BEIJING (Reuters) - Authorities in China’s southern city of Guangzhou will punish people who try and organize any more protests in support of the Cantonese dialect, a state-run newspaper said on Friday.
Several hundred people took to Guangzhou’s streets on Sunday to demand the government halt efforts to push aside Cantonese.
The protest was prompted by plans to switch most programing on Guangzhou television stations to the country’s official language, Mandarin, feeding fears that the government wants to phase out Cantonese in official settings.
The China Daily quoted local government official Ouyang Yongsheng as telling a news conference that those who “spread rumors” about Cantonese or organize “illegal rallies” would be punished.
The newspaper quoted unnamed police sources as saying they had detained a person surnamed Yu who “spread the rumor online to call people to attend a rally in support of Cantonese.”
Police broke up the peaceful protest, saying it was illegal.
Ouyang said that Guangzhou would in fact work harder to push Cantonese and not seek to marginalize it.
“The city government will continue to spare no effort to promote ... Cantonese opera, and Cantonese pop music in the coming years,” he was quoted as saying.
The China Daily added that Guangzhou television had promised to continue broadcasting Cantonese shows.
Beijing has promoted Mandarin for decades to unite a nation with thousands of dialects and numerous minority languages.
Cantonese is still widely spoken in the booming southern province of Guangdong, thanks in part to the spillover influence of Hong Kong’s wildly successful and racy vernacular pop culture, but some people fear for its future.

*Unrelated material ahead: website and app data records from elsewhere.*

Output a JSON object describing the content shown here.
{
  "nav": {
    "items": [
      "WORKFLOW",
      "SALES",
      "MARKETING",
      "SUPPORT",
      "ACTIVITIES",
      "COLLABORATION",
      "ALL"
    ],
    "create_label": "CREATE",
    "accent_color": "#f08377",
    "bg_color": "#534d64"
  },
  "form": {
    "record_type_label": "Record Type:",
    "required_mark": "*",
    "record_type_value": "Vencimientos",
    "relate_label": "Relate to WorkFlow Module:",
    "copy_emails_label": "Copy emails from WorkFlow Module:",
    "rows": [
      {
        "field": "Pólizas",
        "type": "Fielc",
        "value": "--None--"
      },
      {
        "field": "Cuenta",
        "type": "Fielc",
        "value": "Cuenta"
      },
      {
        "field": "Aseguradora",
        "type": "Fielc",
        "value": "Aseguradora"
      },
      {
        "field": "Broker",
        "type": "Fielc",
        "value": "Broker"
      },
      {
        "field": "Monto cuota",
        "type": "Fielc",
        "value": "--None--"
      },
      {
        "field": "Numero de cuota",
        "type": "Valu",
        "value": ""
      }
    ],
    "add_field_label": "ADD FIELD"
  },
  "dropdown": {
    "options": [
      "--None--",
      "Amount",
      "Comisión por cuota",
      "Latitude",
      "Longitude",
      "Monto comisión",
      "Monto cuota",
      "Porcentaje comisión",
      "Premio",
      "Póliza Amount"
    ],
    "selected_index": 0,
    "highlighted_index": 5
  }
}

An influx of outsiders seeking work in China’s coastal export hubs has added to the onslaught on local languages.
Reporting by Beijing newsroom; Editing by Ben Blanchard and Miral Fahmy